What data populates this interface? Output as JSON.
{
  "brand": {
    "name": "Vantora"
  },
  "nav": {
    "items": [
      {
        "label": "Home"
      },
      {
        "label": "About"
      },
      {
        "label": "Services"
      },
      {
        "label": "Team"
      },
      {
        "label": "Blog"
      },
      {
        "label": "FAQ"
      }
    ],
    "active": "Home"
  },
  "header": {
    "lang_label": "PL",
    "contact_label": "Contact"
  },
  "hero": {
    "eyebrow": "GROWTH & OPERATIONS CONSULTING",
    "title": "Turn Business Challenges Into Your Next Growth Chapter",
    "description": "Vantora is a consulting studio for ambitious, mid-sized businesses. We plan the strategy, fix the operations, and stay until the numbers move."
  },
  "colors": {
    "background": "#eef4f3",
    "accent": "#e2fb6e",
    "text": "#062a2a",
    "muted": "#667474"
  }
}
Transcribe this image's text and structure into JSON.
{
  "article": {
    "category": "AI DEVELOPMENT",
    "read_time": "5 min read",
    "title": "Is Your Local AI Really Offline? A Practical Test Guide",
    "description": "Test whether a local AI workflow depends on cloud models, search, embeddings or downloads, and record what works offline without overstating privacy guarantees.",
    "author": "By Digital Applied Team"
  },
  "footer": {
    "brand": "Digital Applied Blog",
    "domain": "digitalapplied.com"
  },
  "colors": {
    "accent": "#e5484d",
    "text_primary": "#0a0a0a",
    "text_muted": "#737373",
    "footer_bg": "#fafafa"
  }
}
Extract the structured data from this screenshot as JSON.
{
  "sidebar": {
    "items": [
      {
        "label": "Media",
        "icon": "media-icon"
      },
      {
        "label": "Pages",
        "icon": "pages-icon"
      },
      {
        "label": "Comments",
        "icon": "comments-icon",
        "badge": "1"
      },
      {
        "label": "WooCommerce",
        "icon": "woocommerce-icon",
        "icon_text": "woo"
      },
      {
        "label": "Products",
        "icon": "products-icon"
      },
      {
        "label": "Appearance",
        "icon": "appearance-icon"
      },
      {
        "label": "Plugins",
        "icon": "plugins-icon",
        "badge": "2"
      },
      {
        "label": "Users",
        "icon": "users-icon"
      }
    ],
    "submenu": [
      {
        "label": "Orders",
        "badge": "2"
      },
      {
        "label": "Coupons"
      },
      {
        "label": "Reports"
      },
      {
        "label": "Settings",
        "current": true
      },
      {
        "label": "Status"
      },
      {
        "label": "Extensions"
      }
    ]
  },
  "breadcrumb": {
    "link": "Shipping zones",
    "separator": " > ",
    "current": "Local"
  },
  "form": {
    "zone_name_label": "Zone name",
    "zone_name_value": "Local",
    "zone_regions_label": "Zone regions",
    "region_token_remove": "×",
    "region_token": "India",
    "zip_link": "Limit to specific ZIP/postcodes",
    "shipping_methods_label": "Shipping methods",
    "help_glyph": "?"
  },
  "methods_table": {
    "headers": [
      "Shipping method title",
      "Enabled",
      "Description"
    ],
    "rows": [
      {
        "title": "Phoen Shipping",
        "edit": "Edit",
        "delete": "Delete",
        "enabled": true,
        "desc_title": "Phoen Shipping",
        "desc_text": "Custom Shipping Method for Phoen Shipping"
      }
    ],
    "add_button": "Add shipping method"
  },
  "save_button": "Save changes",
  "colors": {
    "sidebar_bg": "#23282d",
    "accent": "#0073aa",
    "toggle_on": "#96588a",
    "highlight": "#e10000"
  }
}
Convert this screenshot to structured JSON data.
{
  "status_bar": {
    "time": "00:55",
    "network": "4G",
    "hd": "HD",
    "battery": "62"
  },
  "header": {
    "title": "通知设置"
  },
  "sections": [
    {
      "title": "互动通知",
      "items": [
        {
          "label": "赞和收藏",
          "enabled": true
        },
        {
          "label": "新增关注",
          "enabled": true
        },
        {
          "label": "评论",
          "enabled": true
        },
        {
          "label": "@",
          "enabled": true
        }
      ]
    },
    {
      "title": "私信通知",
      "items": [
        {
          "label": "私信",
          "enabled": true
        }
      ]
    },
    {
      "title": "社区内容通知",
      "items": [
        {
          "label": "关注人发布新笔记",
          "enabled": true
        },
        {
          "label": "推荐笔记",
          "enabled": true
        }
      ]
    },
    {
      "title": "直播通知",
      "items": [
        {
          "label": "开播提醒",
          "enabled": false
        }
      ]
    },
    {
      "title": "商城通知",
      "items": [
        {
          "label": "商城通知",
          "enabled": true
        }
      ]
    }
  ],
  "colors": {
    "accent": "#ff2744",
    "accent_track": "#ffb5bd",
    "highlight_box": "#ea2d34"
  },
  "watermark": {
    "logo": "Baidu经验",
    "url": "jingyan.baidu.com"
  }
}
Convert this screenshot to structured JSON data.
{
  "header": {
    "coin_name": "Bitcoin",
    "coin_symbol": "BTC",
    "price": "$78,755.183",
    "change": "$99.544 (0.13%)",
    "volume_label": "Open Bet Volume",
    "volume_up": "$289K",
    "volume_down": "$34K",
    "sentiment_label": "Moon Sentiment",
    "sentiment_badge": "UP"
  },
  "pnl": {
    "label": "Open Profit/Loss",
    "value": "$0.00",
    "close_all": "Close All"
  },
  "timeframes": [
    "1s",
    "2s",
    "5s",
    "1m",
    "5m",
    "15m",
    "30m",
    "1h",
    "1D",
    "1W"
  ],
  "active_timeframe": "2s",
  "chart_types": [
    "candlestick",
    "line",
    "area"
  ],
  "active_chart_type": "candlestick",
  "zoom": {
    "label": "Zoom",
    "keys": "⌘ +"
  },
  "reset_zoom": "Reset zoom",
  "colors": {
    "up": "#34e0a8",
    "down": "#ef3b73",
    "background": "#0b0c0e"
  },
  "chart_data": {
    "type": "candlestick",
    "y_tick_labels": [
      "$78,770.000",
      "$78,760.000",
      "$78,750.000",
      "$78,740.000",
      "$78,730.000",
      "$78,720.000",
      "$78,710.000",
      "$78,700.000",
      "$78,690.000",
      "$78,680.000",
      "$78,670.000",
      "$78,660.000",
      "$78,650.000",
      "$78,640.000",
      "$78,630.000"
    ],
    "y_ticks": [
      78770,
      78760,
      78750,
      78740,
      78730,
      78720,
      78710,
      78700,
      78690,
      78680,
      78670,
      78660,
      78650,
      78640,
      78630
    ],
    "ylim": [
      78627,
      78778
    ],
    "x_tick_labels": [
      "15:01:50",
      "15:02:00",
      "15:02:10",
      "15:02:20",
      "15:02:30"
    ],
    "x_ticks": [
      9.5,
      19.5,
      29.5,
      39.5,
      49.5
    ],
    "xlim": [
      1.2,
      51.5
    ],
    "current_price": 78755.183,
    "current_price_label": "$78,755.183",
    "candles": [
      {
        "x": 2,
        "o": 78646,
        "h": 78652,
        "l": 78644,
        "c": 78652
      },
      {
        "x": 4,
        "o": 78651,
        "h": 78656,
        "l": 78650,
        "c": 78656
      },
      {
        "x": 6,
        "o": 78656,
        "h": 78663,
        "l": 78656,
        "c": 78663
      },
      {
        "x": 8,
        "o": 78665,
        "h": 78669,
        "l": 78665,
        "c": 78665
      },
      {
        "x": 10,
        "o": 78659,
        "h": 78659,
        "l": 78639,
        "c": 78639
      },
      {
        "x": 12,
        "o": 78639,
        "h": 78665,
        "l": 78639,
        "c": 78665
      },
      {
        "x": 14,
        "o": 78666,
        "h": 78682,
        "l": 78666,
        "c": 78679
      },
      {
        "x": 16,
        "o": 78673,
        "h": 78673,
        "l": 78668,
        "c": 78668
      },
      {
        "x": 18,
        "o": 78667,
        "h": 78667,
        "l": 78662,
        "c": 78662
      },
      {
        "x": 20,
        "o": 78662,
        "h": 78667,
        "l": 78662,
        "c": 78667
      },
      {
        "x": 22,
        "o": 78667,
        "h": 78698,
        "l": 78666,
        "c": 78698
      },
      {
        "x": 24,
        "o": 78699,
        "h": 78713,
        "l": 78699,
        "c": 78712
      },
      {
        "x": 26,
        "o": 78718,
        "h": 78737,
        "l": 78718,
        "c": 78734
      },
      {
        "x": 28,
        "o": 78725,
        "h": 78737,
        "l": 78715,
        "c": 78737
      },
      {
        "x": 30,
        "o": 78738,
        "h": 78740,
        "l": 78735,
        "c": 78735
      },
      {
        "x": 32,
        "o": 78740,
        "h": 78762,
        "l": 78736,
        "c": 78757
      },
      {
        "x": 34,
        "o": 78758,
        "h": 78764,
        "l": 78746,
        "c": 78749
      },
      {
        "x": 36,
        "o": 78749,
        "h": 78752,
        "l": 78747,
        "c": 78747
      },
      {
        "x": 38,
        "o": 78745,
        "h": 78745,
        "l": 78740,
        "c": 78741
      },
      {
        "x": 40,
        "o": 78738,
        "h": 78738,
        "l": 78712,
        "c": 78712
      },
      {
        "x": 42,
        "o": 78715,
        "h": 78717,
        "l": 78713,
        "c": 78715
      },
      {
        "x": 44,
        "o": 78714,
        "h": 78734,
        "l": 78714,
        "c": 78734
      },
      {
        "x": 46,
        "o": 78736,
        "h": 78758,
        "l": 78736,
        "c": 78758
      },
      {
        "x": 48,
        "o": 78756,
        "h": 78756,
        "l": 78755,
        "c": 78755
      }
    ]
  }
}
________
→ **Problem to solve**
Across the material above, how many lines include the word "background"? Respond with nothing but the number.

→ **Answer space**
2